- [WHAT TO WORK ON] Wherever the line that contains "Give me the" falls, repeat it and the lines after it exactly until the records end, without any pictures.

- [Stored entries]

▬▬▬▬▬▬▬▬▬▬

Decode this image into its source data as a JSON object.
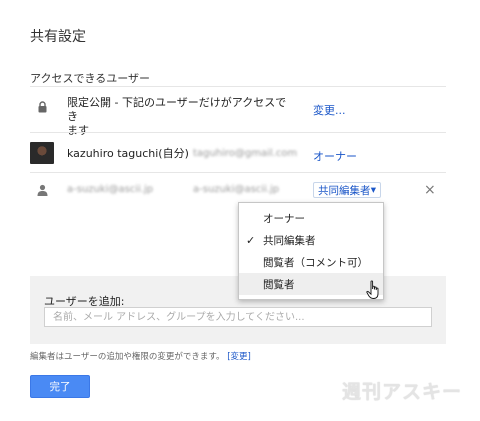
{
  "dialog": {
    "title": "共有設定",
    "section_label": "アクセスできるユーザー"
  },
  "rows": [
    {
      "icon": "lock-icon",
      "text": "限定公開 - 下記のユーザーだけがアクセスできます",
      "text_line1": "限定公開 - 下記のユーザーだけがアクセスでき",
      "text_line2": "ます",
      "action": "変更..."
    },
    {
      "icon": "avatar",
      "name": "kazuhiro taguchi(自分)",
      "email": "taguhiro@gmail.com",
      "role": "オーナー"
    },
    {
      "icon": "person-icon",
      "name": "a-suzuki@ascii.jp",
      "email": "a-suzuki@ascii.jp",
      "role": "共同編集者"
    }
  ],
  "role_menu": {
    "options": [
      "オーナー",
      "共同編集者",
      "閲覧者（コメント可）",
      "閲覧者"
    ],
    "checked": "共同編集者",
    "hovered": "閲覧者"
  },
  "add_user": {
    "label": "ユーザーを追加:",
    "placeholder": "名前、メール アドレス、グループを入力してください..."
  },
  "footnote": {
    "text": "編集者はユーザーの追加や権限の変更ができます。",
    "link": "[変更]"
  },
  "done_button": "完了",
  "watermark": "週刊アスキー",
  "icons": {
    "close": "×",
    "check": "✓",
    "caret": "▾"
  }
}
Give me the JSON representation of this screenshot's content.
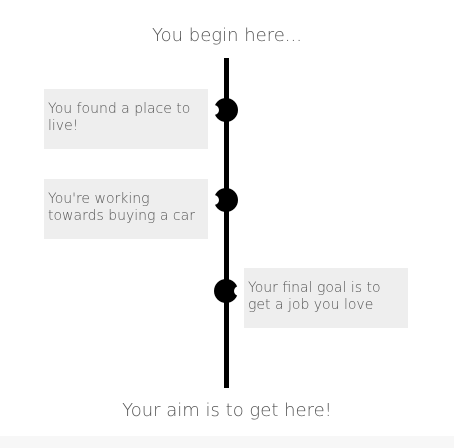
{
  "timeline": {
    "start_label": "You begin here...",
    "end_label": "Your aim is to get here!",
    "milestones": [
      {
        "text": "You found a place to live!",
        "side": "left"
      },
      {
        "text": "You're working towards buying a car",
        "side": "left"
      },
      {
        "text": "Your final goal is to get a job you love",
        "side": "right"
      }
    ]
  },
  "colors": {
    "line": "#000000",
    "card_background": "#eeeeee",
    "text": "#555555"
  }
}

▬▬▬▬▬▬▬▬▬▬

- [RESPONSE TO THIS TASK]
Give me the JSON representation of this screenshot's content.
{
  "timeline": {
    "start_label": "You begin here...",
    "end_label": "Your aim is to get here!",
    "milestones": [
      {
        "text": "You found a place to live!",
        "side": "left"
      },
      {
        "text": "You're working towards buying a car",
        "side": "left"
      },
      {
        "text": "Your final goal is to get a job you love",
        "side": "right"
      }
    ]
  },
  "colors": {
    "line": "#000000",
    "card_background": "#eeeeee",
    "text": "#555555"
  }
}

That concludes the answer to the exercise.